There are several choices of repayment plans. The loan servicer will notify the student (and/or parent) of the date the loan goes into repayment. If the student does not choose a repayment plan, they will be placed on the standard repayment plan. The longer the loans are in repayment, the more interest that will be accrued. If a student obtains a loan to pay for their educational program, the student will have to repay the full amount of the loan plus interest, less the amount of any funds returned to the lender determined after withdrawal during the Return of Title IV Funds calculation.
Standard Repayment Plan
The student pays a fixed amount each month until the loan is paid in full. The monthly payments will be at least $50, and up to 10 years repayment. Less interest is paid over time on this plan.
Graduate Repayment Plan
The payments start out low and will increase every two years. The length of the repayment period will be up to 10 years. More interest is paid over time on this plan.
Extended Repayment Plan
The student must have more than $30,000 in Direct Loan debt. Under the extended plan the student can take up to 25 years for repayment and two payment options: fixed or graduated. Fixed payments are the same amount each month, while the graduate payments start low and increase every two years.
Pay As You Earn Repayment Plan
Maximum monthly payments are 10% of discretionary income, the difference between the adjusted gross income and 150% of the poverty guideline for the family size and state of residence. Payments change as income changes. Student (or parent) must have a partial financial hardship. The length of the repayment period will be up to 20 years.
Income Contingent Repayment Plan
(Not available for parent PLUS Loans)This plan gives the flexibility to meet the Direct Loan obligation without causing undue financial hardship. Each year the monthly payments are calculated on the basis of the student’s adjusted gross income (AGI, plus spouse’s income, if married), family size, and the total number of Direct Loans. The maximum repayment period is 25 years.
Income-Based Repayment Plan
The required monthly payment will be based on the student’s (or parent’s) income during any period when he or she has a partial financial hardship. The monthly payment is adjusted annually. The maximum repayment period may not exceed 10 years.
Student borrowers are required to complete online exit counseling. The federal regulations require that all graduating students or students who received a student loan go through what is call an "Exit Interview." Student may go to www.nslds.ed.gov or www.studentloans.gov to complete their exit counseling.
The required elements that are covered in the exit counseling are as follows:
- Reinforce importance of repayment.
- Describe consequence of default.
- Stress that repayment is required regardless of educational outcome and subsequently employability.

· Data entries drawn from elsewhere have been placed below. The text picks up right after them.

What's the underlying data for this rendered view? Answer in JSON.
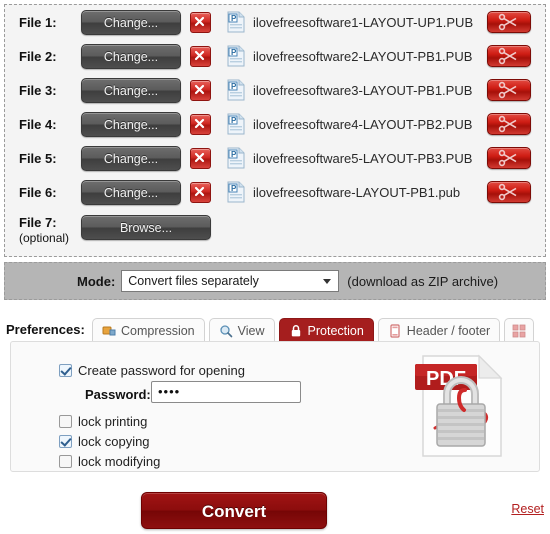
{
  "files_panel": {
    "rows": [
      {
        "label": "File 1:",
        "button": "Change...",
        "name": "ilovefreesoftware1-LAYOUT-UP1.PUB",
        "doc_icon": "publisher-file-icon",
        "delete_icon": "red-x-delete-icon",
        "cut_icon": "scissors-icon"
      },
      {
        "label": "File 2:",
        "button": "Change...",
        "name": "ilovefreesoftware2-LAYOUT-PB1.PUB",
        "doc_icon": "publisher-file-icon",
        "delete_icon": "red-x-delete-icon",
        "cut_icon": "scissors-icon"
      },
      {
        "label": "File 3:",
        "button": "Change...",
        "name": "ilovefreesoftware3-LAYOUT-PB1.PUB",
        "doc_icon": "publisher-file-icon",
        "delete_icon": "red-x-delete-icon",
        "cut_icon": "scissors-icon"
      },
      {
        "label": "File 4:",
        "button": "Change...",
        "name": "ilovefreesoftware4-LAYOUT-PB2.PUB",
        "doc_icon": "publisher-file-icon",
        "delete_icon": "red-x-delete-icon",
        "cut_icon": "scissors-icon"
      },
      {
        "label": "File 5:",
        "button": "Change...",
        "name": "ilovefreesoftware5-LAYOUT-PB3.PUB",
        "doc_icon": "publisher-file-icon",
        "delete_icon": "red-x-delete-icon",
        "cut_icon": "scissors-icon"
      },
      {
        "label": "File 6:",
        "button": "Change...",
        "name": "ilovefreesoftware-LAYOUT-PB1.pub",
        "doc_icon": "publisher-file-icon",
        "delete_icon": "red-x-delete-icon",
        "cut_icon": "scissors-icon"
      }
    ],
    "optional_row": {
      "label": "File 7:",
      "sub_label": "(optional)",
      "button": "Browse..."
    }
  },
  "mode_bar": {
    "label": "Mode:",
    "selected": "Convert files separately",
    "hint": "(download as ZIP archive)",
    "caret_icon": "chevron-down-icon"
  },
  "preferences": {
    "label": "Preferences:",
    "tabs": [
      {
        "label": "Compression",
        "icon": "compression-icon",
        "active": false
      },
      {
        "label": "View",
        "icon": "magnifier-icon",
        "active": false
      },
      {
        "label": "Protection",
        "icon": "padlock-icon",
        "active": true
      },
      {
        "label": "Header / footer",
        "icon": "page-icon",
        "active": false
      },
      {
        "label": "",
        "icon": "grid-squares-icon",
        "active": false
      }
    ]
  },
  "protection_panel": {
    "create_password": {
      "label": "Create password for opening",
      "checked": true
    },
    "password_field": {
      "label": "Password:",
      "value": "••••"
    },
    "options": [
      {
        "label": "lock printing",
        "checked": false
      },
      {
        "label": "lock copying",
        "checked": true
      },
      {
        "label": "lock modifying",
        "checked": false
      }
    ],
    "graphic": {
      "name": "pdf-lock-graphic",
      "badge": "PDF"
    }
  },
  "actions": {
    "convert": "Convert",
    "reset": "Reset"
  },
  "colors": {
    "accent_red": "#a51e1e",
    "convert_red": "#8c0d0d",
    "mode_bar_gray": "#b5b5b5",
    "panel_bg": "#f4f4f4"
  }
}
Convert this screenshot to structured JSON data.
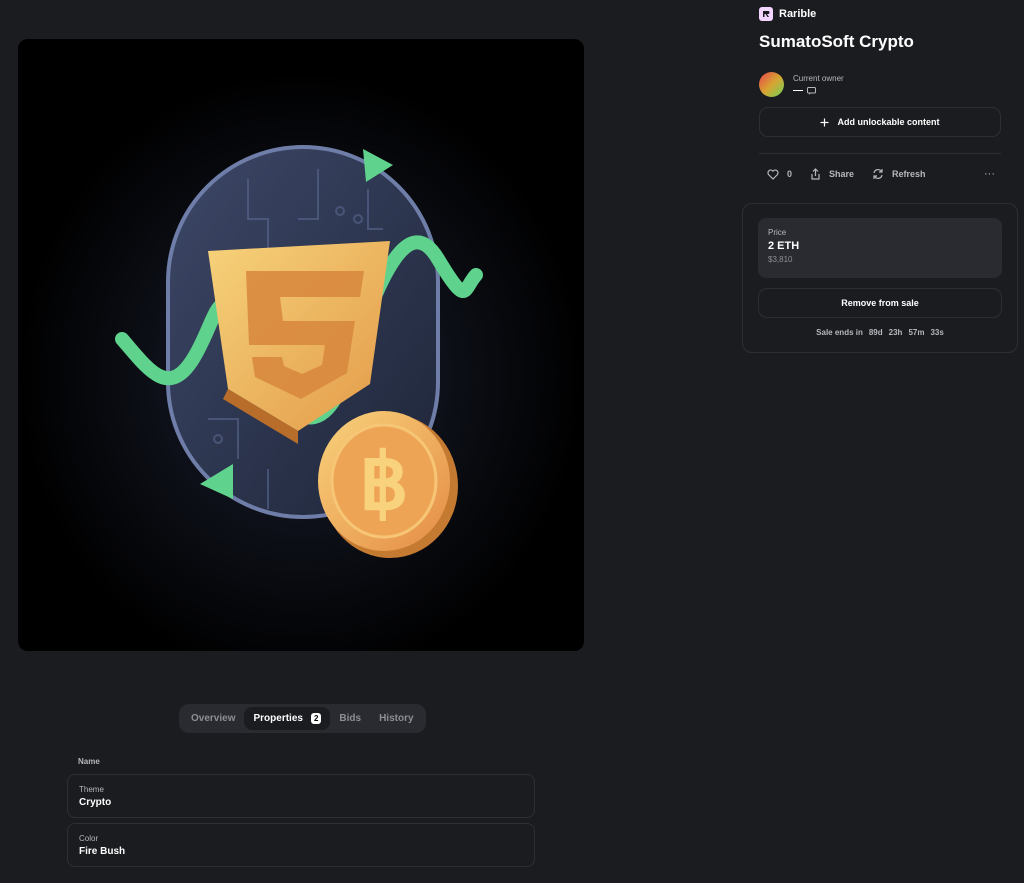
{
  "brand": {
    "name": "Rarible",
    "logo_icon": "rarible-logo-icon"
  },
  "item": {
    "title": "SumatoSoft Crypto"
  },
  "owner": {
    "label": "Current owner",
    "name": "—"
  },
  "unlockable": {
    "label": "Add unlockable content",
    "icon": "plus-icon"
  },
  "actions": {
    "likes": "0",
    "share_label": "Share",
    "refresh_label": "Refresh",
    "more_label": "···"
  },
  "sale": {
    "price_label": "Price",
    "price_value": "2 ETH",
    "price_fiat": "$3,810",
    "remove_label": "Remove from sale",
    "ends_label": "Sale ends in",
    "days": "89d",
    "hours": "23h",
    "minutes": "57m",
    "seconds": "33s"
  },
  "tabs": [
    {
      "label": "Overview"
    },
    {
      "label": "Properties",
      "count": "2"
    },
    {
      "label": "Bids"
    },
    {
      "label": "History"
    }
  ],
  "properties": {
    "header": "Name",
    "items": [
      {
        "key": "Theme",
        "value": "Crypto"
      },
      {
        "key": "Color",
        "value": "Fire Bush"
      }
    ]
  },
  "colors": {
    "background": "#1b1c20",
    "card_border": "#2e2f35",
    "panel": "#2a2b30",
    "accent_green": "#5fd38d",
    "accent_orange": "#f0a050"
  }
}
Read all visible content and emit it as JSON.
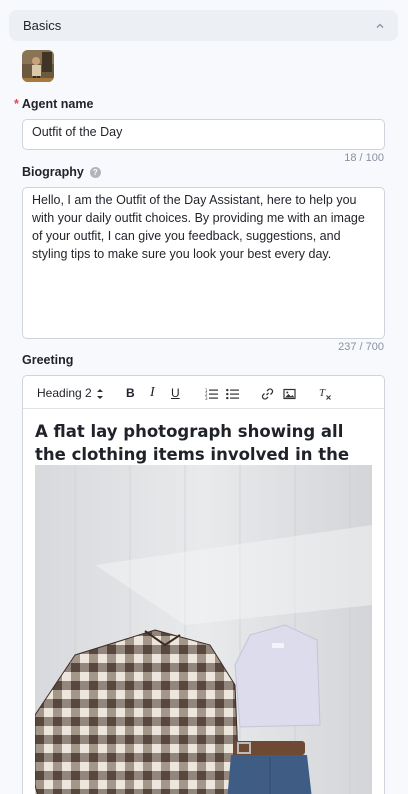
{
  "section": {
    "title": "Basics"
  },
  "agent_name": {
    "label": "Agent name",
    "value": "Outfit of the Day",
    "counter": "18 / 100"
  },
  "biography": {
    "label": "Biography",
    "value": "Hello, I am the Outfit of the Day Assistant, here to help you with your daily outfit choices. By providing me with an image of your outfit, I can give you feedback, suggestions, and styling tips to make sure you look your best every day.",
    "counter": "237 / 700"
  },
  "greeting": {
    "label": "Greeting",
    "toolbar": {
      "heading_select": "Heading 2",
      "bold": "B",
      "italic": "I",
      "underline": "U"
    },
    "content_heading": "A flat lay photograph showing all the clothing items involved in the photo."
  },
  "colors": {
    "accent_required": "#e5484d",
    "border": "#cfd4dc",
    "header_bg": "#eceff3"
  }
}
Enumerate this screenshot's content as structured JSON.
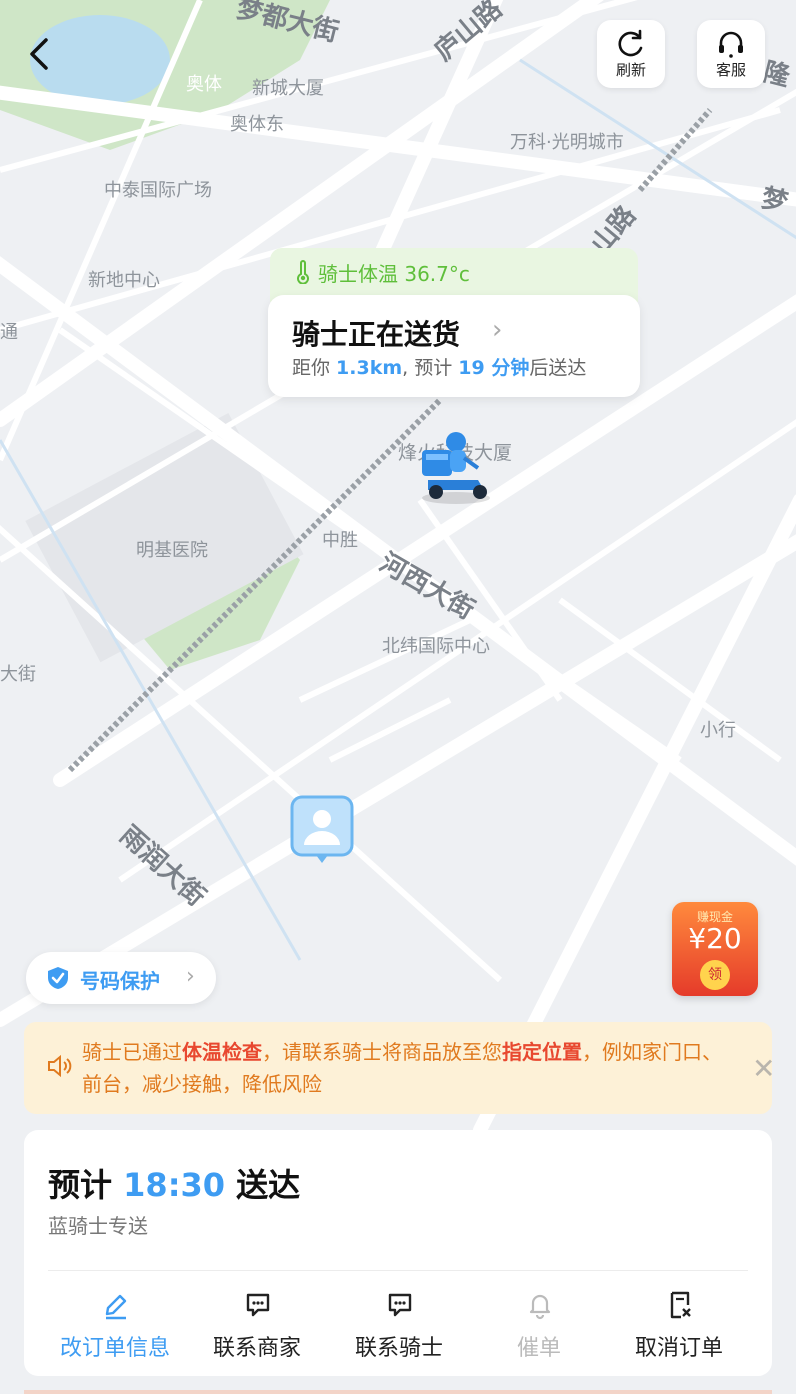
{
  "header": {
    "refresh_label": "刷新",
    "service_label": "客服"
  },
  "map": {
    "labels": [
      "奥体",
      "新城大厦",
      "奥体东",
      "万科·光明城市",
      "中泰国际广场",
      "新地中心",
      "明基医院",
      "中胜",
      "北纬国际中心",
      "小行",
      "通",
      "大街"
    ],
    "roads": [
      "梦都大街",
      "庐山路",
      "河西大街",
      "雨润大街",
      "隆",
      "梦",
      "山路"
    ]
  },
  "rider": {
    "temperature_text": "骑士体温 36.7°c",
    "status_title": "骑士正在送货",
    "distance_prefix": "距你 ",
    "distance": "1.3km",
    "eta_middle": ", 预计 ",
    "eta_minutes": "19 分钟",
    "eta_suffix": "后送达",
    "landmark": "烽火科技大厦"
  },
  "promo": {
    "top_text": "赚现金",
    "amount": "¥20",
    "claim": "领"
  },
  "privacy": {
    "label": "号码保护"
  },
  "notice": {
    "part1": "骑士已通过",
    "highlight1": "体温检查",
    "part2": "，请联系骑士将商品放至您",
    "highlight2": "指定位置",
    "part3": "，例如家门口、前台，减少接触，降低风险"
  },
  "order": {
    "eta_prefix": "预计 ",
    "eta_time": "18:30",
    "eta_suffix": " 送达",
    "service": "蓝骑士专送"
  },
  "actions": [
    {
      "label": "改订单信息",
      "color": "#3e9cf2"
    },
    {
      "label": "联系商家",
      "color": "#222222"
    },
    {
      "label": "联系骑士",
      "color": "#222222"
    },
    {
      "label": "催单",
      "color": "#bbbbbb"
    },
    {
      "label": "取消订单",
      "color": "#222222"
    }
  ],
  "colors": {
    "accent": "#3e9cf2",
    "warning_text": "#e07a1f",
    "highlight": "#e8482f",
    "temperature_green": "#5fbf3b"
  }
}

- Provide an average anticipated amount, based on borrower's indebtedness or for average debt of Direct Loan borrowers at school or in same program.
- Review repayment option (standard repayment, extended, graduated, income sensitive/contingent) and consolidation.Discuss debt management strategies that would facilitate repayment.
- Review forbearance, deferment, and cancellation options and procedures.
- Inform student about availability of loan information through NSLDS website and the availability of the FSA Student Loan Ombudsman's Office.
- Collect driver's license number and state of issuance, expected permanent address, address of next of kin, and name and address of employer (if known), and update any changes to student's personal information (name, so security number, etc.).
- Provides student with contact information for lender(s) and reinforce importance of communicating change of status, etc., with the lender.
- Discuss debt management strategies and tax benefits.